To do: Only the number is wanted: state how many lines of the data below contain the word "主力足迹".

Recorded data:
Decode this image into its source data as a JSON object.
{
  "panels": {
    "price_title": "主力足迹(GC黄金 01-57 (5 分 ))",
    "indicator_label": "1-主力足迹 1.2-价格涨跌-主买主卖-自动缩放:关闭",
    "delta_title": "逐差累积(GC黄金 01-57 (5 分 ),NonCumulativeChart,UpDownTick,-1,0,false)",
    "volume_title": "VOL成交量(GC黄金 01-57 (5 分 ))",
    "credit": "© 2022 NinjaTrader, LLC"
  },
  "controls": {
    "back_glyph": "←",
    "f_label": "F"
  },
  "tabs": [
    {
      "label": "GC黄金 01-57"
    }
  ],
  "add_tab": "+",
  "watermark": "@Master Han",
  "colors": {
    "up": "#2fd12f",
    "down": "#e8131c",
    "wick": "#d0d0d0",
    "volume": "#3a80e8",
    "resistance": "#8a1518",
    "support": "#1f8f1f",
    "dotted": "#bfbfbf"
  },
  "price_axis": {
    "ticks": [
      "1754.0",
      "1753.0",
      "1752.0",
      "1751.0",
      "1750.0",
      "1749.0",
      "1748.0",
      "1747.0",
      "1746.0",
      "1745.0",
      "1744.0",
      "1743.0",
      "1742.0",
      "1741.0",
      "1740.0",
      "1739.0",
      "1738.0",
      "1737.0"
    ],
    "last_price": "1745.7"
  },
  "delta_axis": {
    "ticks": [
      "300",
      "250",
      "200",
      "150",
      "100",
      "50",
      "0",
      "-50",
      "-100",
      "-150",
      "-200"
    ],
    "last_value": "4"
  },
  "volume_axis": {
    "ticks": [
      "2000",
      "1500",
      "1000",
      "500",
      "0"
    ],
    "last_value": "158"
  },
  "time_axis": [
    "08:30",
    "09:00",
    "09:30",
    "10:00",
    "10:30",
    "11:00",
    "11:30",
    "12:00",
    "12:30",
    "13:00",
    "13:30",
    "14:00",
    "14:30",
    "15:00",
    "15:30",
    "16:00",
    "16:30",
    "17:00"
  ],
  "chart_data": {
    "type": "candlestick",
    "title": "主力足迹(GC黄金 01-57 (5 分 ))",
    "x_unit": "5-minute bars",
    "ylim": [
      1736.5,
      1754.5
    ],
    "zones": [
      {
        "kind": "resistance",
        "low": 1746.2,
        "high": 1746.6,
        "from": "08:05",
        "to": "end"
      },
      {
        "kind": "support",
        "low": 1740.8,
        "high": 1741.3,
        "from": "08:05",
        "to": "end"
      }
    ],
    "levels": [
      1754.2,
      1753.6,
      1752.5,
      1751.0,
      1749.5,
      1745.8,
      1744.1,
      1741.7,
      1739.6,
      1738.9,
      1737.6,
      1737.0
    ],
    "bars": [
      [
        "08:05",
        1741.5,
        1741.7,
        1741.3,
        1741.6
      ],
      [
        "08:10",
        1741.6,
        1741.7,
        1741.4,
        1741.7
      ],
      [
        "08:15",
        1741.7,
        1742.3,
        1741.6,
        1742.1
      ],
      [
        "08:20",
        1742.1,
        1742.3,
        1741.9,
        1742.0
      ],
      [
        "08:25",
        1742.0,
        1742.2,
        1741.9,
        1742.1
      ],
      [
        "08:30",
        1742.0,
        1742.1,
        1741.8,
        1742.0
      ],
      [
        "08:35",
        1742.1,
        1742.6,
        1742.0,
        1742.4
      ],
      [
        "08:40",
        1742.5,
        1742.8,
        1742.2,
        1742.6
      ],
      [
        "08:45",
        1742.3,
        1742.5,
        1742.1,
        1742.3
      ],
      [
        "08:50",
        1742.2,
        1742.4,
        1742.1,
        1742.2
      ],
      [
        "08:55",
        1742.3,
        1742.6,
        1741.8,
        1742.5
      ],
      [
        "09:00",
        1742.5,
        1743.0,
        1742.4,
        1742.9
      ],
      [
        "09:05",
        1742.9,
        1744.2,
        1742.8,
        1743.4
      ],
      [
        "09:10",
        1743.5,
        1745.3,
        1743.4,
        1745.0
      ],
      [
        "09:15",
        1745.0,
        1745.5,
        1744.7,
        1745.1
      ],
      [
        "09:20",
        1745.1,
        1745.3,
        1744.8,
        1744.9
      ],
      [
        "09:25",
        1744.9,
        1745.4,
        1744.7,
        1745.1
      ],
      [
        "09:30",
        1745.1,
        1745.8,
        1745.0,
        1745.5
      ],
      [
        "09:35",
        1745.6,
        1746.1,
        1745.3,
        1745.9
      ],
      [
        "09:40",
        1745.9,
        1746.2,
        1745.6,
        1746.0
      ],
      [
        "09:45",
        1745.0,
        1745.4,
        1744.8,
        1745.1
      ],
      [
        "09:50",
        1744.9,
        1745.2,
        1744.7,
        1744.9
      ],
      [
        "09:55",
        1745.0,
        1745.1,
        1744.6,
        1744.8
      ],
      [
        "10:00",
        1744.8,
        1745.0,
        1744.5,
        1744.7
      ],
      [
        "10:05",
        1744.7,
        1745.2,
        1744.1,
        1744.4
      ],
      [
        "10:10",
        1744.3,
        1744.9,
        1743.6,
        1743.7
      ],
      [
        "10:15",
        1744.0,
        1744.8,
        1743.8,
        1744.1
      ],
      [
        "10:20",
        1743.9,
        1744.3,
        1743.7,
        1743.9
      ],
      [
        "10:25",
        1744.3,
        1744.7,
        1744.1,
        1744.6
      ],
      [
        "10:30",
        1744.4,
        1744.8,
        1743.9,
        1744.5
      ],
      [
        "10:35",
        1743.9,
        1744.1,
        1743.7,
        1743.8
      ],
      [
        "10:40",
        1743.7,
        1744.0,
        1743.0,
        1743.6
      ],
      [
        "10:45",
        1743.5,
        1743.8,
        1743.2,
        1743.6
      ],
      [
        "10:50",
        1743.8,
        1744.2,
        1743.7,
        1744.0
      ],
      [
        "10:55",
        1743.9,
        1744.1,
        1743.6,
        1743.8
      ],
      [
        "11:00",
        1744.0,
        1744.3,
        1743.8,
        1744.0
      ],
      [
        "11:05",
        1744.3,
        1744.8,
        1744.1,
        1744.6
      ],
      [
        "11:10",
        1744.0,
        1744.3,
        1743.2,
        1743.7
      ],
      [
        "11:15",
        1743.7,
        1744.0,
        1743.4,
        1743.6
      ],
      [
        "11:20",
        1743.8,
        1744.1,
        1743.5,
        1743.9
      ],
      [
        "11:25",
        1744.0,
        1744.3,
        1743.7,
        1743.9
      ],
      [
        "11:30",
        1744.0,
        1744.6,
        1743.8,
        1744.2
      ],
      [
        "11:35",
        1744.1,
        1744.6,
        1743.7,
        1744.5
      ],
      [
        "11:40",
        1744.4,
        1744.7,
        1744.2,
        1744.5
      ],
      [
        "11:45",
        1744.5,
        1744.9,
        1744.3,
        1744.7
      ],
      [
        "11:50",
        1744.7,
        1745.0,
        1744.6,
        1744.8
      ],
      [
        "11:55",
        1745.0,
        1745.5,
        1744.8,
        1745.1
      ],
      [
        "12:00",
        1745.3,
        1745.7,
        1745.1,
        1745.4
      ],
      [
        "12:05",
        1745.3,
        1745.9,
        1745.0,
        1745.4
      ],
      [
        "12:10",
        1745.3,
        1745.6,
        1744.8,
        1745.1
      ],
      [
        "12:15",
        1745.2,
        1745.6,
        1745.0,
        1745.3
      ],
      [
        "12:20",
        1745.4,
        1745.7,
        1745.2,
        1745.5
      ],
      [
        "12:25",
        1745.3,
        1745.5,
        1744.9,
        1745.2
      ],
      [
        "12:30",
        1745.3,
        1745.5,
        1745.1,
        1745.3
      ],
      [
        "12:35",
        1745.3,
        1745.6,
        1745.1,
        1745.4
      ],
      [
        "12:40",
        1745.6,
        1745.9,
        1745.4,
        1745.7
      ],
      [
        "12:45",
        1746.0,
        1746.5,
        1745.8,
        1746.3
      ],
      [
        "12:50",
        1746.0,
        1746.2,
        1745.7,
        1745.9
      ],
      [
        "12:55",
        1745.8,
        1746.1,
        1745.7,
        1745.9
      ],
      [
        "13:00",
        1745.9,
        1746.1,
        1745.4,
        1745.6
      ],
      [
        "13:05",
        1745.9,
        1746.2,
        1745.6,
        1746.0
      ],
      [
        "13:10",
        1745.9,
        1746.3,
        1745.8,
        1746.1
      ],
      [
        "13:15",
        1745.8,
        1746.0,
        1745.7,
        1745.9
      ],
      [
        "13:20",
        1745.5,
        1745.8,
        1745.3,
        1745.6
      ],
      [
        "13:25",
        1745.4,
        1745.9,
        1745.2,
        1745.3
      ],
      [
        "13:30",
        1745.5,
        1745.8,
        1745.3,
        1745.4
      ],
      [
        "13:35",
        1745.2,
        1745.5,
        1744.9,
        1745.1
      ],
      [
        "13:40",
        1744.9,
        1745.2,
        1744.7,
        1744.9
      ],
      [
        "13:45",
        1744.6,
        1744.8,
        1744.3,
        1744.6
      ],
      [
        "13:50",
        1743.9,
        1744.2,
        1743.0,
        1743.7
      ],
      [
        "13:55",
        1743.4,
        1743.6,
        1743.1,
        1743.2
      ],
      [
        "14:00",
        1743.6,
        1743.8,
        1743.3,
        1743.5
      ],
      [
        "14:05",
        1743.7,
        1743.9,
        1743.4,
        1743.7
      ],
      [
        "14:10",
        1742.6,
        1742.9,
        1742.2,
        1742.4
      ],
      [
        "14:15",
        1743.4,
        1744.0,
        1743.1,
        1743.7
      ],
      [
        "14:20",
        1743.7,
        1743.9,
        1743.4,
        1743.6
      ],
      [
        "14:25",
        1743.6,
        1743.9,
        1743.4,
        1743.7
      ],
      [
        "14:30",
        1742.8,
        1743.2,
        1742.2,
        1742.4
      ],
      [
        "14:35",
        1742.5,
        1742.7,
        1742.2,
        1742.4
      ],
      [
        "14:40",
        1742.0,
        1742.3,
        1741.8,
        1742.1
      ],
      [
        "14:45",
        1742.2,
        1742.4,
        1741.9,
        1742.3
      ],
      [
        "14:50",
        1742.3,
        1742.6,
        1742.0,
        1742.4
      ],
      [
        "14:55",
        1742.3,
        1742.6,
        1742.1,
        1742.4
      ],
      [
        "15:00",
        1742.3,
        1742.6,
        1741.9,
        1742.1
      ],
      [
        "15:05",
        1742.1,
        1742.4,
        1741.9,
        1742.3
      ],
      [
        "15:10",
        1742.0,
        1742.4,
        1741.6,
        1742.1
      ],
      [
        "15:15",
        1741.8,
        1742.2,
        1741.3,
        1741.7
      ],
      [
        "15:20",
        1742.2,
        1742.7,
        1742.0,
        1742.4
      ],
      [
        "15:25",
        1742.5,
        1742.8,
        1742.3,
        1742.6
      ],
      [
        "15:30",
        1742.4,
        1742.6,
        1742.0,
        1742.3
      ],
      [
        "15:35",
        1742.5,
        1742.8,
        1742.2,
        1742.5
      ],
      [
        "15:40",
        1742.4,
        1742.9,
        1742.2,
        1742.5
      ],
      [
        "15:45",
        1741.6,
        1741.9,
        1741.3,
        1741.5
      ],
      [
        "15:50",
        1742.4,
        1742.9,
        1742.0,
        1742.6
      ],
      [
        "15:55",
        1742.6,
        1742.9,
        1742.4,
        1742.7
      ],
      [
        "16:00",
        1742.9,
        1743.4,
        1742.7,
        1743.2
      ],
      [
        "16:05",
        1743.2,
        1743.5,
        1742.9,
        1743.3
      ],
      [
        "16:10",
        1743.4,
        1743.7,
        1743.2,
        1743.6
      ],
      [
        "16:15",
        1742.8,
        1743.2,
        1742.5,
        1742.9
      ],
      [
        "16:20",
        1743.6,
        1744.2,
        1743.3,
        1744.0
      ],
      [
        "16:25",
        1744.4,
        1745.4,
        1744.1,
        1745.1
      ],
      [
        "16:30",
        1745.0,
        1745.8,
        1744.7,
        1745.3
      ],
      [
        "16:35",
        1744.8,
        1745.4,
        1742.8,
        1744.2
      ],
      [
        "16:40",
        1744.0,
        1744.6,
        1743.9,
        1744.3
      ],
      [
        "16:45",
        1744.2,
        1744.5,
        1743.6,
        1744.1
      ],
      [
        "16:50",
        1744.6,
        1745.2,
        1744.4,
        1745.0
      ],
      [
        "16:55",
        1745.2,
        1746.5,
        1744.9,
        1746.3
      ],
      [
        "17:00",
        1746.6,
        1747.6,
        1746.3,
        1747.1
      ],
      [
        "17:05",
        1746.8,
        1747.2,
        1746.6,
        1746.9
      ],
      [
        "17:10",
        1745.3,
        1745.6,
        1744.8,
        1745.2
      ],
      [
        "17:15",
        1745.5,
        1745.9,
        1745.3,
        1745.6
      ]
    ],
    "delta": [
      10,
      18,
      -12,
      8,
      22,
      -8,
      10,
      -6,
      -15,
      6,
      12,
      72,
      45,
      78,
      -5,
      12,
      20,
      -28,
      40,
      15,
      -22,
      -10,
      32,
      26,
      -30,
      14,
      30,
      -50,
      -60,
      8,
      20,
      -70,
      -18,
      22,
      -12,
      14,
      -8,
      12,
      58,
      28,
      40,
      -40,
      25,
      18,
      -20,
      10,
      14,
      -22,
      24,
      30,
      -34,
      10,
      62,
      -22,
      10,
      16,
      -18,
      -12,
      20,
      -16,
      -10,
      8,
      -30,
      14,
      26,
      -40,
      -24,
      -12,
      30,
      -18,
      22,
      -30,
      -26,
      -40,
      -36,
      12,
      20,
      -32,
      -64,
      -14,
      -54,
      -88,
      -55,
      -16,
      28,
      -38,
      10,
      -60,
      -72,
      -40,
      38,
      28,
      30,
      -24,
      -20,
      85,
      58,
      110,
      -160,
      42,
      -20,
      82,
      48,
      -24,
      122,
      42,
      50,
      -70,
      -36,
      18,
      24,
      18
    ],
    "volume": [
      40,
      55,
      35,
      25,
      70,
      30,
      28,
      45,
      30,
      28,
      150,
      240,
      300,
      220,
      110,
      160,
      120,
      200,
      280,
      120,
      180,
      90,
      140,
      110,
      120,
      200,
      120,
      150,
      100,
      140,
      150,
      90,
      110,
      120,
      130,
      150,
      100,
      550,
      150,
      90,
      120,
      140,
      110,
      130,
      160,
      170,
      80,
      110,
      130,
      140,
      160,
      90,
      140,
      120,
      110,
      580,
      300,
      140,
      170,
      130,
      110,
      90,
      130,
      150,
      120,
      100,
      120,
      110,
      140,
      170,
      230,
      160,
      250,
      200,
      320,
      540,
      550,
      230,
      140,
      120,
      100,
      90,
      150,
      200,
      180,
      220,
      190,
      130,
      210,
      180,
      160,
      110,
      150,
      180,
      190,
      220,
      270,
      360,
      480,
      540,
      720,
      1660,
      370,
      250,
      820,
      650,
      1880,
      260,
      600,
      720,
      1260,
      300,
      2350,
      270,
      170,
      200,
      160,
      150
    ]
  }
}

Reply: 3